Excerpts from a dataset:
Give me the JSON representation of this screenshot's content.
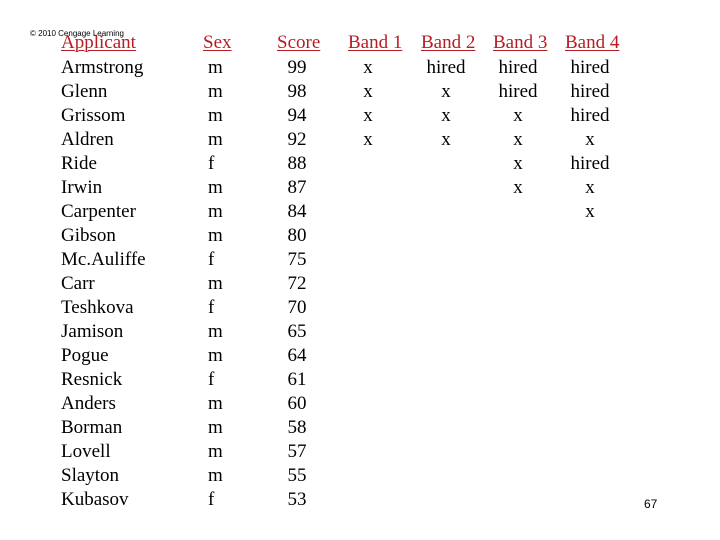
{
  "copyright": "© 2010 Cengage Learning",
  "headers": {
    "applicant": "Applicant",
    "sex": "Sex",
    "score": "Score",
    "band1": "Band 1",
    "band2": "Band 2",
    "band3": "Band 3",
    "band4": "Band 4"
  },
  "header_color": "#b81c25",
  "rows": [
    {
      "applicant": "Armstrong",
      "sex": "m",
      "score": "99",
      "band1": "x",
      "band2": "hired",
      "band3": "hired",
      "band4": "hired"
    },
    {
      "applicant": "Glenn",
      "sex": "m",
      "score": "98",
      "band1": "x",
      "band2": "x",
      "band3": "hired",
      "band4": "hired"
    },
    {
      "applicant": "Grissom",
      "sex": "m",
      "score": "94",
      "band1": "x",
      "band2": "x",
      "band3": "x",
      "band4": "hired"
    },
    {
      "applicant": "Aldren",
      "sex": "m",
      "score": "92",
      "band1": "x",
      "band2": "x",
      "band3": "x",
      "band4": "x"
    },
    {
      "applicant": "Ride",
      "sex": "f",
      "score": "88",
      "band1": "",
      "band2": "",
      "band3": "x",
      "band4": "hired"
    },
    {
      "applicant": "Irwin",
      "sex": "m",
      "score": "87",
      "band1": "",
      "band2": "",
      "band3": "x",
      "band4": "x"
    },
    {
      "applicant": "Carpenter",
      "sex": "m",
      "score": "84",
      "band1": "",
      "band2": "",
      "band3": "",
      "band4": "x"
    },
    {
      "applicant": "Gibson",
      "sex": "m",
      "score": "80",
      "band1": "",
      "band2": "",
      "band3": "",
      "band4": ""
    },
    {
      "applicant": "Mc.Auliffe",
      "sex": "f",
      "score": "75",
      "band1": "",
      "band2": "",
      "band3": "",
      "band4": ""
    },
    {
      "applicant": "Carr",
      "sex": "m",
      "score": "72",
      "band1": "",
      "band2": "",
      "band3": "",
      "band4": ""
    },
    {
      "applicant": "Teshkova",
      "sex": "f",
      "score": "70",
      "band1": "",
      "band2": "",
      "band3": "",
      "band4": ""
    },
    {
      "applicant": "Jamison",
      "sex": "m",
      "score": "65",
      "band1": "",
      "band2": "",
      "band3": "",
      "band4": ""
    },
    {
      "applicant": "Pogue",
      "sex": "m",
      "score": "64",
      "band1": "",
      "band2": "",
      "band3": "",
      "band4": ""
    },
    {
      "applicant": "Resnick",
      "sex": "f",
      "score": "61",
      "band1": "",
      "band2": "",
      "band3": "",
      "band4": ""
    },
    {
      "applicant": "Anders",
      "sex": "m",
      "score": "60",
      "band1": "",
      "band2": "",
      "band3": "",
      "band4": ""
    },
    {
      "applicant": "Borman",
      "sex": "m",
      "score": "58",
      "band1": "",
      "band2": "",
      "band3": "",
      "band4": ""
    },
    {
      "applicant": "Lovell",
      "sex": "m",
      "score": "57",
      "band1": "",
      "band2": "",
      "band3": "",
      "band4": ""
    },
    {
      "applicant": "Slayton",
      "sex": "m",
      "score": "55",
      "band1": "",
      "band2": "",
      "band3": "",
      "band4": ""
    },
    {
      "applicant": "Kubasov",
      "sex": "f",
      "score": "53",
      "band1": "",
      "band2": "",
      "band3": "",
      "band4": ""
    }
  ],
  "page_number": "67"
}
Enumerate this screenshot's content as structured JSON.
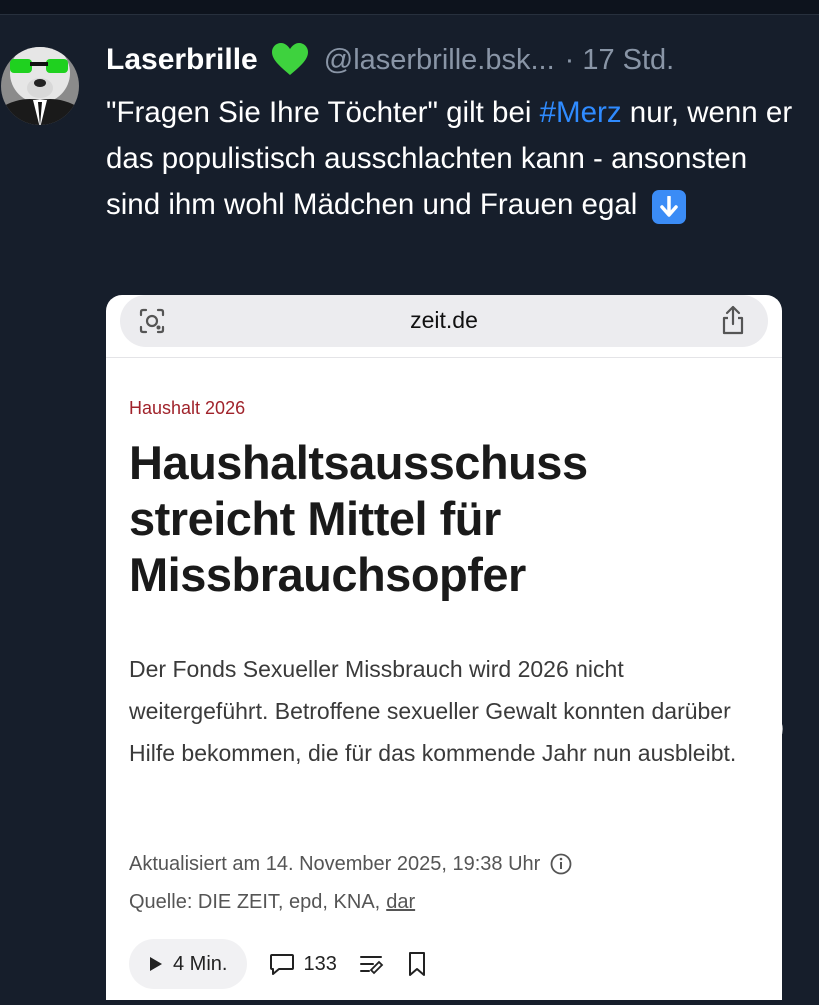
{
  "post": {
    "author_name": "Laserbrille",
    "handle": "@laserbrille.bsk...",
    "separator": "·",
    "time": "17 Std.",
    "text_before": "\"Fragen Sie Ihre Töchter\" gilt bei ",
    "hashtag": "#Merz",
    "text_after": " nur, wenn er das populistisch ausschlachten kann - ansonsten sind ihm wohl Mädchen und Frauen egal",
    "heart_color": "#3ed23e",
    "hashtag_color": "#2f8bff"
  },
  "browser": {
    "url": "zeit.de"
  },
  "article": {
    "kicker": "Haushalt 2026",
    "headline": "Haushaltsausschuss streicht Mittel für Missbrauchsopfer",
    "summary": "Der Fonds Sexueller Missbrauch wird 2026 nicht weitergeführt. Betroffene sexueller Gewalt konnten darüber Hilfe bekommen, die für das kommende Jahr nun ausbleibt.",
    "updated": "Aktualisiert am 14. November 2025, 19:38 Uhr",
    "source_prefix": "Quelle: DIE ZEIT, epd, KNA,",
    "author": "dar",
    "read_time": "4 Min.",
    "comment_count": "133",
    "kicker_color": "#a0232b"
  },
  "icons": {
    "avatar": "dog-with-sunglasses-avatar",
    "heart_emoji": "green-heart-icon",
    "arrow_emoji": "down-arrow-icon",
    "camera": "camera-icon",
    "share": "share-icon",
    "info": "info-icon",
    "play": "play-icon",
    "comment": "comment-icon",
    "list": "list-icon",
    "bookmark": "bookmark-icon",
    "like": "like-heart-icon",
    "reply": "reply-bubble-icon",
    "repost": "repost-icon"
  }
}
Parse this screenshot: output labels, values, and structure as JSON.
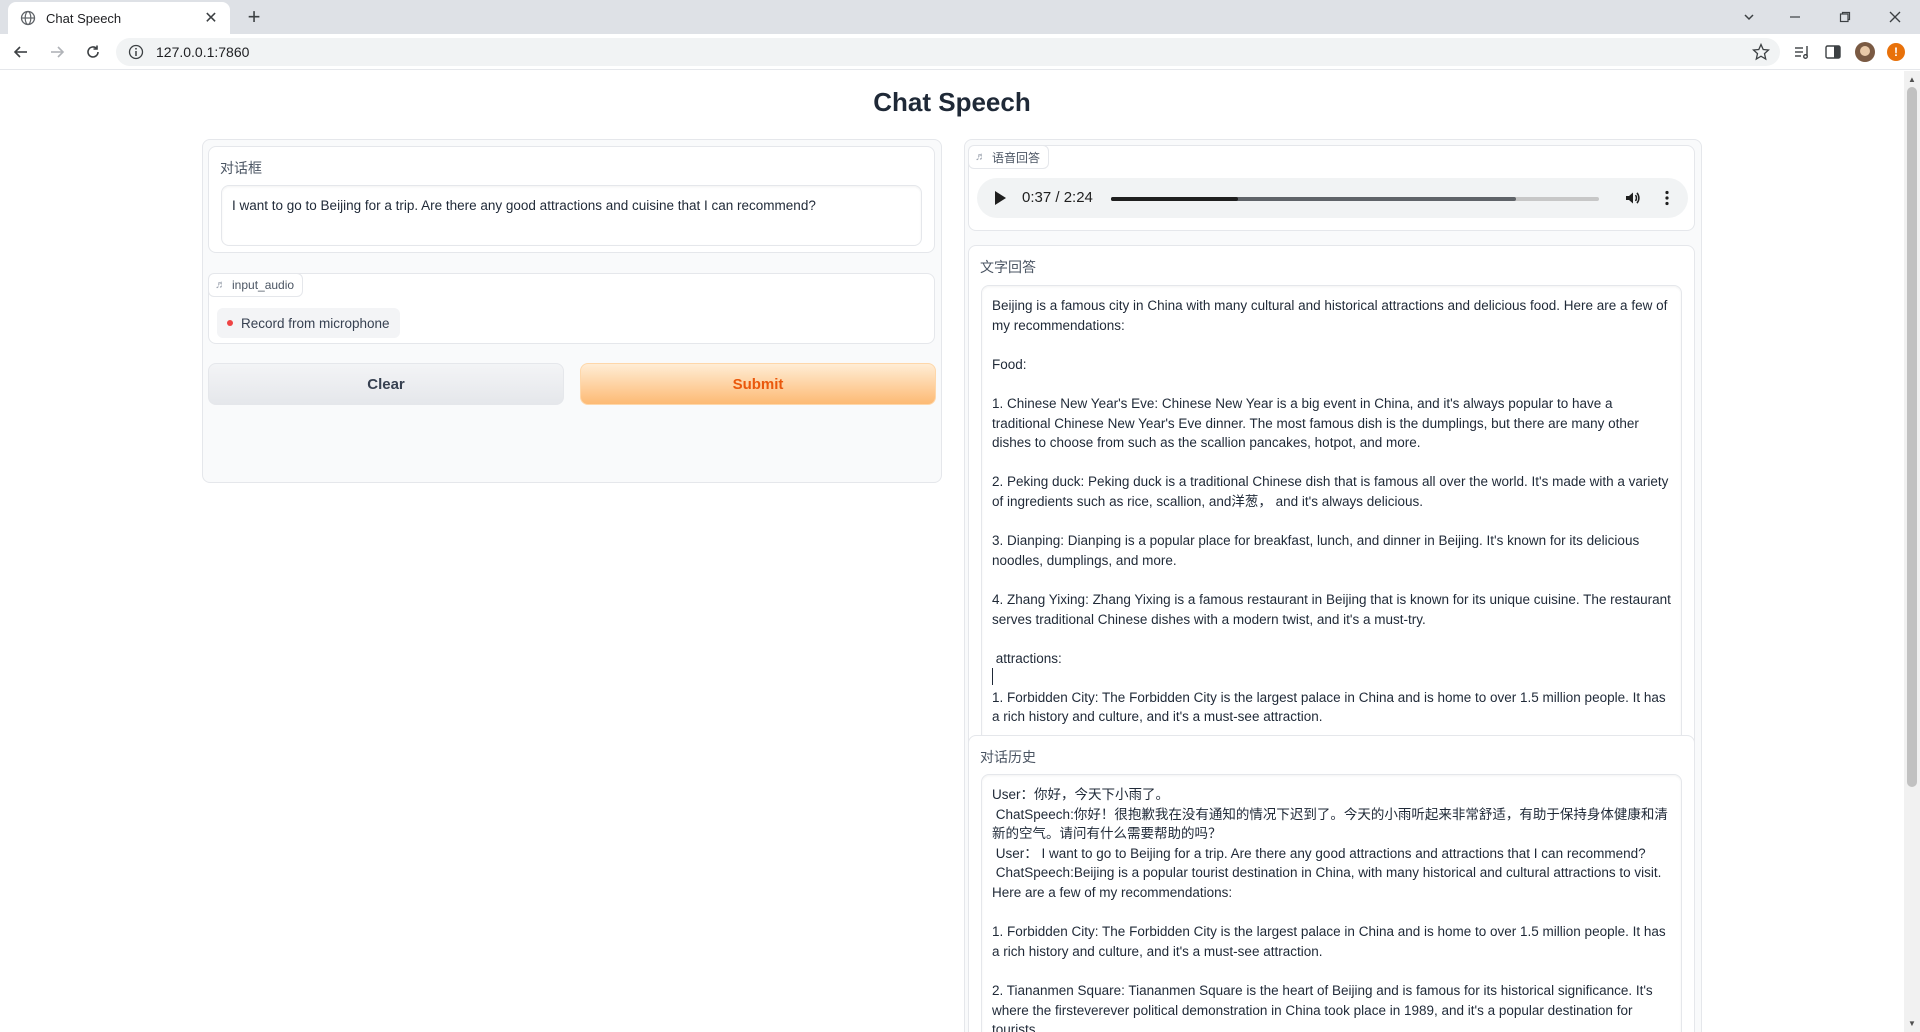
{
  "browser": {
    "tab_title": "Chat Speech",
    "url": "127.0.0.1:7860"
  },
  "app": {
    "title": "Chat Speech"
  },
  "left": {
    "input_label": "对话框",
    "input_value": "I want to go to Beijing for a trip. Are there any good attractions and cuisine that I can recommend?",
    "audio_label": "input_audio",
    "record_label": "Record from microphone",
    "clear_label": "Clear",
    "submit_label": "Submit"
  },
  "right": {
    "audio_label": "语音回答",
    "player": {
      "time_text": "0:37 / 2:24",
      "played_fraction": 0.26,
      "buffered_fraction": 0.83
    },
    "text_label": "文字回答",
    "text_lines": [
      "Beijing is a famous city in China with many cultural and historical attractions and delicious food. Here are a few of my recommendations:",
      "",
      "Food:",
      "",
      "1. Chinese New Year's Eve: Chinese New Year is a big event in China, and it's always popular to have a traditional Chinese New Year's Eve dinner. The most famous dish is the dumplings, but there are many other dishes to choose from such as the scallion pancakes, hotpot, and more.",
      "",
      "2. Peking duck: Peking duck is a traditional Chinese dish that is famous all over the world. It's made with a variety of ingredients such as rice, scallion, and洋葱， and it's always delicious.",
      "",
      "3. Dianping: Dianping is a popular place for breakfast, lunch, and dinner in Beijing. It's known for its delicious noodles, dumplings, and more.",
      "",
      "4. Zhang Yixing: Zhang Yixing is a famous restaurant in Beijing that is known for its unique cuisine. The restaurant serves traditional Chinese dishes with a modern twist, and it's a must-try.",
      "",
      " attractions:",
      "",
      "1. Forbidden City: The Forbidden City is the largest palace in China and is home to over 1.5 million people. It has a rich history and culture, and it's a must-see attraction."
    ],
    "history_label": "对话历史",
    "history_lines": [
      "User：你好，今天下小雨了。",
      " ChatSpeech:你好！很抱歉我在没有通知的情况下迟到了。今天的小雨听起来非常舒适，有助于保持身体健康和清新的空气。请问有什么需要帮助的吗？",
      " User： I want to go to Beijing for a trip. Are there any good attractions and attractions that I can recommend?",
      " ChatSpeech:Beijing is a popular tourist destination in China, with many historical and cultural attractions to visit. Here are a few of my recommendations:",
      "",
      "1. Forbidden City: The Forbidden City is the largest palace in China and is home to over 1.5 million people. It has a rich history and culture, and it's a must-see attraction.",
      "",
      "2. Tiananmen Square: Tiananmen Square is the heart of Beijing and is famous for its historical significance. It's where the firsteverever political demonstration in China took place in 1989, and it's a popular destination for tourists."
    ]
  }
}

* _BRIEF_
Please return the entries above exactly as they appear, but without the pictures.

* _EXERCISE ANSWER_
Give me the JSON representation of this screenshot's content.
{
  "copyright": "© 2010 Cengage Learning",
  "headers": {
    "applicant": "Applicant",
    "sex": "Sex",
    "score": "Score",
    "band1": "Band 1",
    "band2": "Band 2",
    "band3": "Band 3",
    "band4": "Band 4"
  },
  "header_color": "#b81c25",
  "rows": [
    {
      "applicant": "Armstrong",
      "sex": "m",
      "score": "99",
      "band1": "x",
      "band2": "hired",
      "band3": "hired",
      "band4": "hired"
    },
    {
      "applicant": "Glenn",
      "sex": "m",
      "score": "98",
      "band1": "x",
      "band2": "x",
      "band3": "hired",
      "band4": "hired"
    },
    {
      "applicant": "Grissom",
      "sex": "m",
      "score": "94",
      "band1": "x",
      "band2": "x",
      "band3": "x",
      "band4": "hired"
    },
    {
      "applicant": "Aldren",
      "sex": "m",
      "score": "92",
      "band1": "x",
      "band2": "x",
      "band3": "x",
      "band4": "x"
    },
    {
      "applicant": "Ride",
      "sex": "f",
      "score": "88",
      "band1": "",
      "band2": "",
      "band3": "x",
      "band4": "hired"
    },
    {
      "applicant": "Irwin",
      "sex": "m",
      "score": "87",
      "band1": "",
      "band2": "",
      "band3": "x",
      "band4": "x"
    },
    {
      "applicant": "Carpenter",
      "sex": "m",
      "score": "84",
      "band1": "",
      "band2": "",
      "band3": "",
      "band4": "x"
    },
    {
      "applicant": "Gibson",
      "sex": "m",
      "score": "80",
      "band1": "",
      "band2": "",
      "band3": "",
      "band4": ""
    },
    {
      "applicant": "Mc.Auliffe",
      "sex": "f",
      "score": "75",
      "band1": "",
      "band2": "",
      "band3": "",
      "band4": ""
    },
    {
      "applicant": "Carr",
      "sex": "m",
      "score": "72",
      "band1": "",
      "band2": "",
      "band3": "",
      "band4": ""
    },
    {
      "applicant": "Teshkova",
      "sex": "f",
      "score": "70",
      "band1": "",
      "band2": "",
      "band3": "",
      "band4": ""
    },
    {
      "applicant": "Jamison",
      "sex": "m",
      "score": "65",
      "band1": "",
      "band2": "",
      "band3": "",
      "band4": ""
    },
    {
      "applicant": "Pogue",
      "sex": "m",
      "score": "64",
      "band1": "",
      "band2": "",
      "band3": "",
      "band4": ""
    },
    {
      "applicant": "Resnick",
      "sex": "f",
      "score": "61",
      "band1": "",
      "band2": "",
      "band3": "",
      "band4": ""
    },
    {
      "applicant": "Anders",
      "sex": "m",
      "score": "60",
      "band1": "",
      "band2": "",
      "band3": "",
      "band4": ""
    },
    {
      "applicant": "Borman",
      "sex": "m",
      "score": "58",
      "band1": "",
      "band2": "",
      "band3": "",
      "band4": ""
    },
    {
      "applicant": "Lovell",
      "sex": "m",
      "score": "57",
      "band1": "",
      "band2": "",
      "band3": "",
      "band4": ""
    },
    {
      "applicant": "Slayton",
      "sex": "m",
      "score": "55",
      "band1": "",
      "band2": "",
      "band3": "",
      "band4": ""
    },
    {
      "applicant": "Kubasov",
      "sex": "f",
      "score": "53",
      "band1": "",
      "band2": "",
      "band3": "",
      "band4": ""
    }
  ],
  "page_number": "67"
}
Enumerate this screenshot's content as structured JSON.
{
  "post": {
    "author_name": "Laserbrille",
    "handle": "@laserbrille.bsk...",
    "separator": "·",
    "time": "17 Std.",
    "text_before": "\"Fragen Sie Ihre Töchter\" gilt bei ",
    "hashtag": "#Merz",
    "text_after": " nur, wenn er das populistisch ausschlachten kann - ansonsten sind ihm wohl Mädchen und Frauen egal",
    "heart_color": "#3ed23e",
    "hashtag_color": "#2f8bff"
  },
  "browser": {
    "url": "zeit.de"
  },
  "article": {
    "kicker": "Haushalt 2026",
    "headline": "Haushaltsausschuss streicht Mittel für Missbrauchsopfer",
    "summary": "Der Fonds Sexueller Missbrauch wird 2026 nicht weitergeführt. Betroffene sexueller Gewalt konnten darüber Hilfe bekommen, die für das kommende Jahr nun ausbleibt.",
    "updated": "Aktualisiert am 14. November 2025, 19:38 Uhr",
    "source_prefix": "Quelle: DIE ZEIT, epd, KNA,",
    "author": "dar",
    "read_time": "4 Min.",
    "comment_count": "133",
    "kicker_color": "#a0232b"
  },
  "icons": {
    "avatar": "dog-with-sunglasses-avatar",
    "heart_emoji": "green-heart-icon",
    "arrow_emoji": "down-arrow-icon",
    "camera": "camera-icon",
    "share": "share-icon",
    "info": "info-icon",
    "play": "play-icon",
    "comment": "comment-icon",
    "list": "list-icon",
    "bookmark": "bookmark-icon",
    "like": "like-heart-icon",
    "reply": "reply-bubble-icon",
    "repost": "repost-icon"
  }
}
Parse this screenshot: output labels, values, and structure as JSON.
{
  "browser": {
    "tab_title": "Chat Speech",
    "url": "127.0.0.1:7860"
  },
  "app": {
    "title": "Chat Speech"
  },
  "left": {
    "input_label": "对话框",
    "input_value": "I want to go to Beijing for a trip. Are there any good attractions and cuisine that I can recommend?",
    "audio_label": "input_audio",
    "record_label": "Record from microphone",
    "clear_label": "Clear",
    "submit_label": "Submit"
  },
  "right": {
    "audio_label": "语音回答",
    "player": {
      "time_text": "0:37 / 2:24",
      "played_fraction": 0.26,
      "buffered_fraction": 0.83
    },
    "text_label": "文字回答",
    "text_lines": [
      "Beijing is a famous city in China with many cultural and historical attractions and delicious food. Here are a few of my recommendations:",
      "",
      "Food:",
      "",
      "1. Chinese New Year's Eve: Chinese New Year is a big event in China, and it's always popular to have a traditional Chinese New Year's Eve dinner. The most famous dish is the dumplings, but there are many other dishes to choose from such as the scallion pancakes, hotpot, and more.",
      "",
      "2. Peking duck: Peking duck is a traditional Chinese dish that is famous all over the world. It's made with a variety of ingredients such as rice, scallion, and洋葱， and it's always delicious.",
      "",
      "3. Dianping: Dianping is a popular place for breakfast, lunch, and dinner in Beijing. It's known for its delicious noodles, dumplings, and more.",
      "",
      "4. Zhang Yixing: Zhang Yixing is a famous restaurant in Beijing that is known for its unique cuisine. The restaurant serves traditional Chinese dishes with a modern twist, and it's a must-try.",
      "",
      " attractions:",
      "",
      "1. Forbidden City: The Forbidden City is the largest palace in China and is home to over 1.5 million people. It has a rich history and culture, and it's a must-see attraction."
    ],
    "history_label": "对话历史",
    "history_lines": [
      "User：你好，今天下小雨了。",
      " ChatSpeech:你好！很抱歉我在没有通知的情况下迟到了。今天的小雨听起来非常舒适，有助于保持身体健康和清新的空气。请问有什么需要帮助的吗？",
      " User： I want to go to Beijing for a trip. Are there any good attractions and attractions that I can recommend?",
      " ChatSpeech:Beijing is a popular tourist destination in China, with many historical and cultural attractions to visit. Here are a few of my recommendations:",
      "",
      "1. Forbidden City: The Forbidden City is the largest palace in China and is home to over 1.5 million people. It has a rich history and culture, and it's a must-see attraction.",
      "",
      "2. Tiananmen Square: Tiananmen Square is the heart of Beijing and is famous for its historical significance. It's where the firsteverever political demonstration in China took place in 1989, and it's a popular destination for tourists."
    ]
  }
}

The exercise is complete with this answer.